[Exercise materials — start]

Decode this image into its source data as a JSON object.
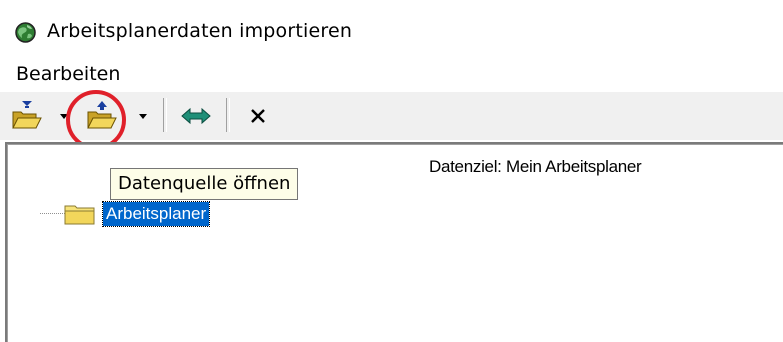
{
  "window": {
    "title": "Arbeitsplanerdaten  importieren",
    "icon": "globe-icon"
  },
  "menu": {
    "items": [
      {
        "label": "Bearbeiten"
      }
    ]
  },
  "toolbar": {
    "buttons": [
      {
        "name": "open-destination-button",
        "icon": "folder-open-blue-down-icon",
        "has_dropdown": true
      },
      {
        "name": "open-source-button",
        "icon": "folder-open-blue-up-icon",
        "has_dropdown": true
      },
      {
        "name": "swap-button",
        "icon": "double-arrow-icon"
      },
      {
        "name": "close-button",
        "icon": "close-icon"
      }
    ]
  },
  "tooltip": {
    "text": "Datenquelle öffnen"
  },
  "main": {
    "destination_label": "Datenziel: Mein Arbeitsplaner",
    "tree": [
      {
        "label": "Arbeitsplaner",
        "selected": true,
        "icon": "folder-icon"
      }
    ]
  },
  "colors": {
    "highlight_circle": "#e0202a",
    "selection": "#0066cc",
    "toolbar_bg": "#f0f0f0",
    "tooltip_bg": "#fdfde8"
  }
}
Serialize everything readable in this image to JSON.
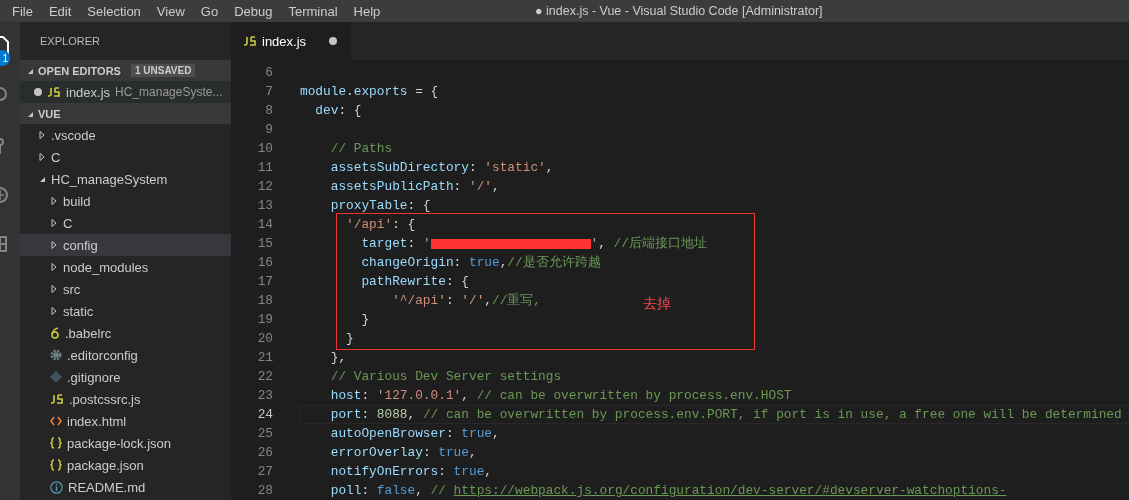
{
  "menu": [
    "File",
    "Edit",
    "Selection",
    "View",
    "Go",
    "Debug",
    "Terminal",
    "Help"
  ],
  "window": {
    "title": "● index.js - Vue - Visual Studio Code [Administrator]"
  },
  "activity_bar": {
    "badge": "1"
  },
  "sidebar": {
    "title": "EXPLORER",
    "open_editors": {
      "title": "OPEN EDITORS",
      "badge": "1 UNSAVED",
      "expanded": true,
      "items": [
        {
          "name": "index.js",
          "path": "HC_manageSyste...",
          "kind": "js",
          "unsaved": true
        }
      ]
    },
    "folder": {
      "title": "VUE",
      "expanded": true,
      "items": [
        {
          "name": ".vscode",
          "kind": "folder",
          "expanded": false,
          "selected": false
        },
        {
          "name": "C",
          "kind": "folder",
          "expanded": false,
          "selected": false
        },
        {
          "name": "HC_manageSystem",
          "kind": "folder",
          "expanded": true,
          "selected": false,
          "children": [
            {
              "name": "build",
              "kind": "folder",
              "expanded": false,
              "selected": false
            },
            {
              "name": "C",
              "kind": "folder",
              "expanded": false,
              "selected": false
            },
            {
              "name": "config",
              "kind": "folder",
              "expanded": false,
              "selected": true
            },
            {
              "name": "node_modules",
              "kind": "folder",
              "expanded": false,
              "selected": false
            },
            {
              "name": "src",
              "kind": "folder",
              "expanded": false,
              "selected": false
            },
            {
              "name": "static",
              "kind": "folder",
              "expanded": false,
              "selected": false
            },
            {
              "name": ".babelrc",
              "kind": "babel",
              "selected": false
            },
            {
              "name": ".editorconfig",
              "kind": "gear",
              "selected": false
            },
            {
              "name": ".gitignore",
              "kind": "git",
              "selected": false
            },
            {
              "name": ".postcssrc.js",
              "kind": "js",
              "selected": false
            },
            {
              "name": "index.html",
              "kind": "html",
              "selected": false
            },
            {
              "name": "package-lock.json",
              "kind": "json",
              "selected": false
            },
            {
              "name": "package.json",
              "kind": "json",
              "selected": false
            },
            {
              "name": "README.md",
              "kind": "info",
              "selected": false
            }
          ]
        }
      ]
    }
  },
  "tabs": [
    {
      "label": "index.js",
      "kind": "js",
      "selected": true,
      "unsaved": true
    }
  ],
  "editor": {
    "blocks": [
      {
        "kind": "plain",
        "lines": [
          {
            "number": "6",
            "current": false
          },
          {
            "number": "7",
            "current": false,
            "tokens": [
              {
                "kind": "key",
                "text": "module"
              },
              {
                "kind": "punct",
                "text": "."
              },
              {
                "kind": "key",
                "text": "exports"
              },
              {
                "kind": "punct",
                "text": " = {"
              }
            ]
          },
          {
            "number": "8",
            "current": false,
            "tokens": [
              {
                "kind": "key",
                "text": "  dev"
              },
              {
                "kind": "punct",
                "text": ": {"
              }
            ]
          },
          {
            "number": "9",
            "current": false
          },
          {
            "number": "10",
            "current": false,
            "tokens": [
              {
                "kind": "comment",
                "text": "    // Paths"
              }
            ]
          },
          {
            "number": "11",
            "current": false,
            "tokens": [
              {
                "kind": "key",
                "text": "    assetsSubDirectory"
              },
              {
                "kind": "punct",
                "text": ": "
              },
              {
                "kind": "string",
                "text": "'static'"
              },
              {
                "kind": "punct",
                "text": ","
              }
            ]
          },
          {
            "number": "12",
            "current": false,
            "tokens": [
              {
                "kind": "key",
                "text": "    assetsPublicPath"
              },
              {
                "kind": "punct",
                "text": ": "
              },
              {
                "kind": "string",
                "text": "'/'"
              },
              {
                "kind": "punct",
                "text": ","
              }
            ]
          },
          {
            "number": "13",
            "current": false,
            "tokens": [
              {
                "kind": "key",
                "text": "    proxyTable"
              },
              {
                "kind": "punct",
                "text": ": {"
              }
            ]
          }
        ]
      },
      {
        "kind": "annotated",
        "note": "去掉",
        "lines": [
          {
            "number": "14",
            "current": false,
            "tokens": [
              {
                "kind": "string",
                "text": "      '/api'"
              },
              {
                "kind": "punct",
                "text": ": {"
              }
            ]
          },
          {
            "number": "15",
            "current": false,
            "tokens": [
              {
                "kind": "key",
                "text": "        target"
              },
              {
                "kind": "punct",
                "text": ": "
              },
              {
                "kind": "string",
                "text": "'"
              },
              {
                "kind": "redacted"
              },
              {
                "kind": "string",
                "text": "'"
              },
              {
                "kind": "punct",
                "text": ", "
              },
              {
                "kind": "comment",
                "text": "//后端接口地址"
              }
            ]
          },
          {
            "number": "16",
            "current": false,
            "tokens": [
              {
                "kind": "key",
                "text": "        changeOrigin"
              },
              {
                "kind": "punct",
                "text": ": "
              },
              {
                "kind": "keyword",
                "text": "true"
              },
              {
                "kind": "punct",
                "text": ","
              },
              {
                "kind": "comment",
                "text": "//是否允许跨越"
              }
            ]
          },
          {
            "number": "17",
            "current": false,
            "tokens": [
              {
                "kind": "key",
                "text": "        pathRewrite"
              },
              {
                "kind": "punct",
                "text": ": {"
              }
            ]
          },
          {
            "number": "18",
            "current": false,
            "tokens": [
              {
                "kind": "string",
                "text": "            '^/api'"
              },
              {
                "kind": "punct",
                "text": ": "
              },
              {
                "kind": "string",
                "text": "'/'"
              },
              {
                "kind": "punct",
                "text": ","
              },
              {
                "kind": "comment",
                "text": "//重写,"
              }
            ]
          },
          {
            "number": "19",
            "current": false,
            "tokens": [
              {
                "kind": "punct",
                "text": "        }"
              }
            ]
          },
          {
            "number": "20",
            "current": false,
            "tokens": [
              {
                "kind": "punct",
                "text": "      }"
              }
            ]
          }
        ]
      },
      {
        "kind": "plain",
        "lines": [
          {
            "number": "21",
            "current": false,
            "tokens": [
              {
                "kind": "punct",
                "text": "    },"
              }
            ]
          },
          {
            "number": "22",
            "current": false,
            "tokens": [
              {
                "kind": "comment",
                "text": "    // Various Dev Server settings"
              }
            ]
          },
          {
            "number": "23",
            "current": false,
            "tokens": [
              {
                "kind": "key",
                "text": "    host"
              },
              {
                "kind": "punct",
                "text": ": "
              },
              {
                "kind": "string",
                "text": "'127.0.0.1'"
              },
              {
                "kind": "punct",
                "text": ", "
              },
              {
                "kind": "comment",
                "text": "// can be overwritten by process.env.HOST"
              }
            ]
          },
          {
            "number": "24",
            "current": true,
            "tokens": [
              {
                "kind": "key",
                "text": "    port"
              },
              {
                "kind": "punct",
                "text": ": "
              },
              {
                "kind": "number",
                "text": "8088"
              },
              {
                "kind": "punct",
                "text": ", "
              },
              {
                "kind": "comment",
                "text": "// can be overwritten by process.env.PORT, if port is in use, a free one will be determined"
              }
            ]
          },
          {
            "number": "25",
            "current": false,
            "tokens": [
              {
                "kind": "key",
                "text": "    autoOpenBrowser"
              },
              {
                "kind": "punct",
                "text": ": "
              },
              {
                "kind": "keyword",
                "text": "true"
              },
              {
                "kind": "punct",
                "text": ","
              }
            ]
          },
          {
            "number": "26",
            "current": false,
            "tokens": [
              {
                "kind": "key",
                "text": "    errorOverlay"
              },
              {
                "kind": "punct",
                "text": ": "
              },
              {
                "kind": "keyword",
                "text": "true"
              },
              {
                "kind": "punct",
                "text": ","
              }
            ]
          },
          {
            "number": "27",
            "current": false,
            "tokens": [
              {
                "kind": "key",
                "text": "    notifyOnErrors"
              },
              {
                "kind": "punct",
                "text": ": "
              },
              {
                "kind": "keyword",
                "text": "true"
              },
              {
                "kind": "punct",
                "text": ","
              }
            ]
          },
          {
            "number": "28",
            "current": false,
            "tokens": [
              {
                "kind": "key",
                "text": "    poll"
              },
              {
                "kind": "punct",
                "text": ": "
              },
              {
                "kind": "keyword",
                "text": "false"
              },
              {
                "kind": "punct",
                "text": ", "
              },
              {
                "kind": "comment",
                "text": "// "
              },
              {
                "kind": "link",
                "text": "https://webpack.js.org/configuration/dev-server/#devserver-watchoptions-"
              }
            ]
          }
        ]
      }
    ]
  }
}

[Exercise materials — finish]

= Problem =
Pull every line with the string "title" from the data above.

= Response =
    "title": "Arbeitsplanerdaten  importieren",
    "title": "● index.js - Vue - Visual Studio Code [Administrator]"
    "title": "EXPLORER",
      "title": "OPEN EDITORS",
      "title": "VUE",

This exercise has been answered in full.